Sugarcane growers and millers in the Burdekin, Far North Queensland (FNQ) and Herbert regions will soon have access to newly approved Sugar Research Australia (SRA) sugarcane varieties.
The SRA8 variety, is the first of the new SRA-branded varieties to be released in the Burdekin since the formation of SRA in 2013.
SRA Leader for Crossing and Selection Dr George Piperidis said the SRA breeding program is about delivering the best possible varieties for each region.
“This variety has stood out among several thousand clones, years of assessment trials, and final approval by the local industry,” Dr Piperidis said.
“All SRA varieties have been developed to maximise profitability for sugarcane growers and millers, striking the right balance between tonnes of cane, sugar content, optimum resistance to diseases, and ability to be processed within the mill,” he said.
SRA8 is currently in the mother plots run by Burdekin Productivity Services (BPS) and was first planted into BPS strip trials in 2014.
In final assessment and strip trial data, the variety had average tonnes of cane per hectare, and high sugar (CCS). It is intermediate resistant to smut.
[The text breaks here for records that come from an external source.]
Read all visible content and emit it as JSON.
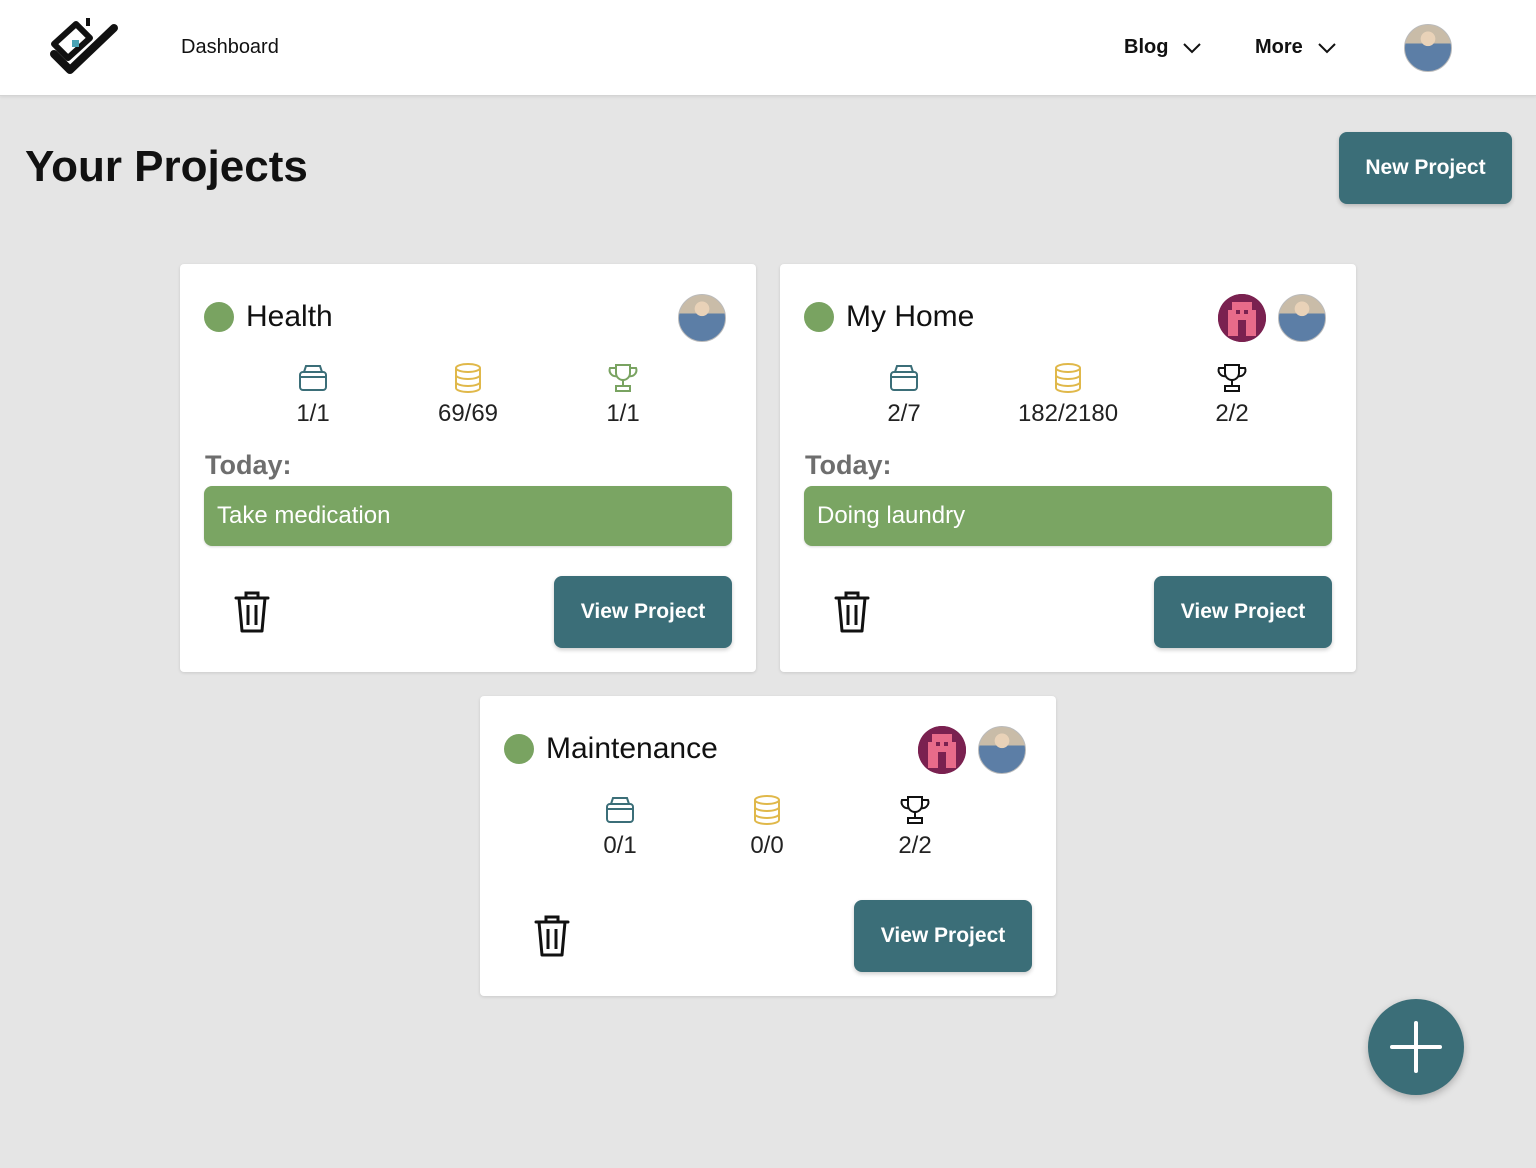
{
  "header": {
    "nav_dashboard": "Dashboard",
    "nav_blog": "Blog",
    "nav_more": "More"
  },
  "page": {
    "title": "Your Projects",
    "new_project_label": "New Project"
  },
  "colors": {
    "primary": "#3b6e78",
    "status_green": "#79a361",
    "task_green": "#7aa563",
    "coins_gold": "#e0b84a",
    "trophy_green": "#79a361"
  },
  "projects": [
    {
      "name": "Health",
      "stats": {
        "tasks": "1/1",
        "coins": "69/69",
        "trophies": "1/1"
      },
      "today_label": "Today:",
      "today_task": "Take medication",
      "view_label": "View Project"
    },
    {
      "name": "My Home",
      "stats": {
        "tasks": "2/7",
        "coins": "182/2180",
        "trophies": "2/2"
      },
      "today_label": "Today:",
      "today_task": "Doing laundry",
      "view_label": "View Project"
    },
    {
      "name": "Maintenance",
      "stats": {
        "tasks": "0/1",
        "coins": "0/0",
        "trophies": "2/2"
      },
      "view_label": "View Project"
    }
  ]
}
It has been approved for release by the Burdekin Variety Approval Committee (VAC) which is made up of growers, millers, and industry representatives, who determine the varieties they want released in their region.
“The Burdekin VAC has identified this variety as having great potential for grower and miller profitability,” Dr Piperidis said.
BPS Manager, Rob Milla, said that once strip trials were harvested in 2016, these results would be shared in BPS newsletters and shed meetings.
“From what we have observed at strip trials, SRA8 appears to have rapid germination and above average CCS,” Mr Milla said.
“Feedback from growers has suggested they would prefer higher CCS varieties, and SRA8 should fill this requirement. As with all new varieties, BPS suggests growers to trial a small area on their farm,” he said.
In the Herbert region the new variety SRA5 has been approved for release by the Herbert Variety Approval Committee (VAC) and is suited to niche environments and certain conditions.
Dr Piperidis, said that SRA5 was most suited to poor soils and extreme environments such as regions prone to extended water-logging.
“In our trials, SRA5 has produced above-average tonnes with good vigour, although with very low CCS and high fibre,” he said.
“Because of this, it is not expected to be a dominant variety for the region, but it could fill an important niche role.”
Herbert grower Joe Girgenti farms at the southern end of the district near Mutarnee and said that he saw potential for SRA5 in certain environments having grown small amounts of the variety over several years as part of SRA’s trials.
“Growers put our eyes on this variety and decided we want to go ahead with it,” Mr Girgenti said.
“My observation is that it ratoons well, produces very good tonnes, and stands up tall,” he said.
“The lower CCS means that it will not be for everyone, but if it ratoons well and can save on our replanting costs then it could fill an important niche here in the Herbert.”
Dr Piperidis said that Herbert Cane Productivity Services Limited (HCPSL) would establish nitrogen and ripener trials to see if SRA5 could be managed to produce more CCS.
In FNQ growers and millers will soon be able to grow new varieties SRA6 and SRA7, and varieties SRA1 and SRA3 that have been approved in other regions and are now available in the far north.
The new varieties were approved for release by the Far North Queensland Variety Approval Committee (VAC).
“The FNQ VAC has identified these varieties as having the greatest potential for grower and miller profitability and approved their release,” Dr Piperidis said.
“Both SRA6 and SRA7 are locally-bred Northern varieties,” he said.
They have above-average tonnes of cane per hectare and below-average CCS, with their productivity in tonnes of sugar per hectare better than the major commercial varieties grown in the Far North.”
Cane Productivity Manager with Tully Sugar Limited (TSL), Greg Shannon, welcomed the new varieties.
“Here in Tully we have been running an industry group known as the ‘Tully Variety Management’ group since 2012,” Mr Shannon said.
“Apart from TSL, Tully Cane Productivity Services, and SRA, we have 31 growers involved in this group which trials and observes new varieties as they come into the system.”
Across seven major trial sites covering the bulk of the region’s soil types, this group looks at: germination; CCS curve trends from 10-14 months of crop age; herbicide reactions (commercial) and field characteristics such as lodging and free trashing.
“Up to now, the majority of varieties we are working with have been blanket approved and we test them for several seasons to find the best local recommendation for them to fit into our system.
“However with SRA6 and SRA7 both being locally bred varieties, we are hopeful they will find a place in our system quickly.
“In addition SRA6 is Pachymetra resistant and we know, from our recent surveys, that Pachymetra is a major issue for us.”
More information about all sugarcane varieties is available via SRA’s online tool QCANESelect or growers can contact their local productivity services organisation.